Picky eating is common in children. Few studies have examined predictors of picky eating, and the association of picky eating with weight status and dietary quality is inconsistent in prior literature. We aimed to identify predictors of picky eating and to test the association of picky eating with child body mass index z-score (BMIz), dietary quality, and micronutrient intake.
This was a cross-sectional analysis of baseline data from a randomized controlled trial to prevent obesity among 506 preschoolers attending Head Start. Parents completed questionnaires to assess picky eating and child temperament. Three 24-hour dietary recalls were collected to assess dietary intake. Multivariate regression models assessed child, parent, and family predictors of picky eating; additional models tested adjusted associations of picky eating with child BMIz, dietary quality (measured by the Healthy Eating Index [HEI]), and micronutrient intake.
Picky eating was predicted by male sex, older child age, and more difficult temperament but not race/ethnicity, maternal BMI, maternal depressive symptoms, household food insecurity, or single parent home. Picky eating was not associated with child BMIz or micronutrient deficiencies; it was inversely associated with total HEI score and servings of whole fruit, total vegetables, greens and beans, and total protein foods.

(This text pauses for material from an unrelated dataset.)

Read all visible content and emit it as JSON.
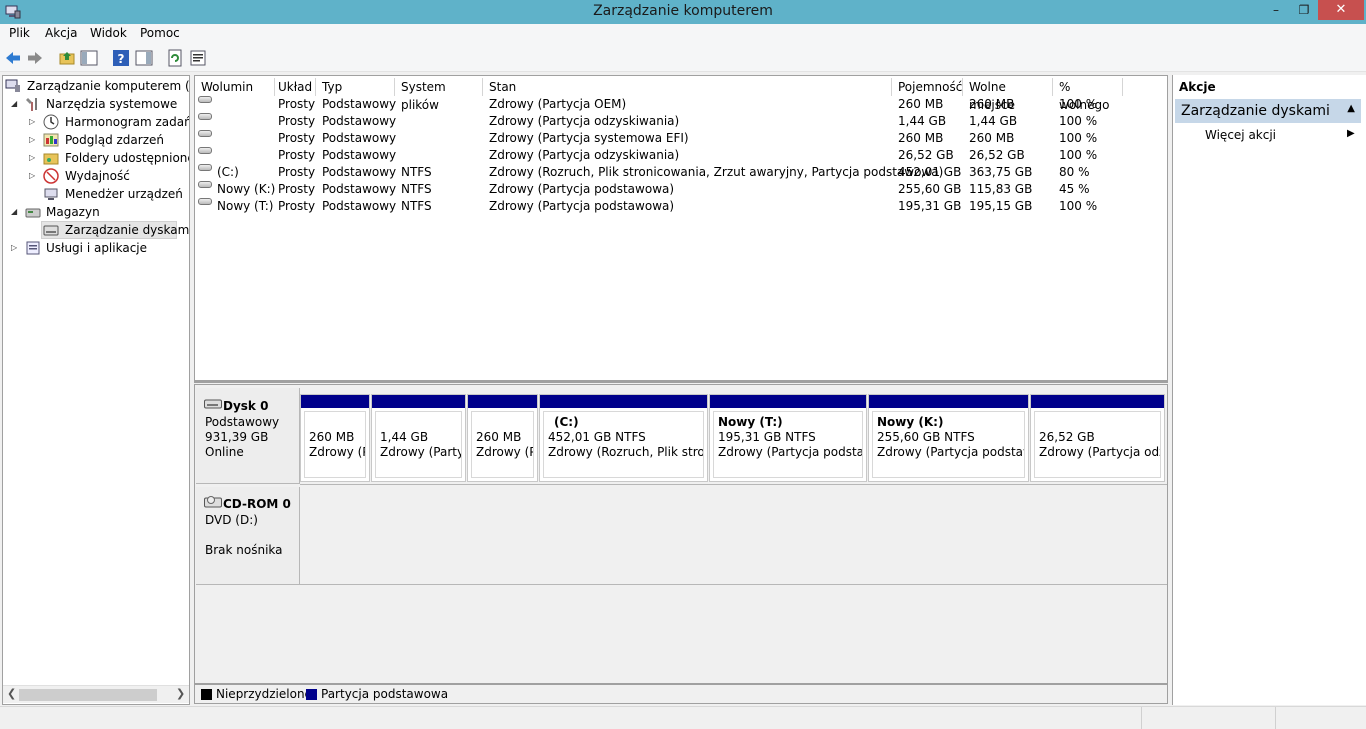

Pediatric providers should support parents in expanding the number of healthy foods the child eats to improve dietary quality, but reassure parents that picky eating is not associated with children’s weight status or micronutrient deficiencies.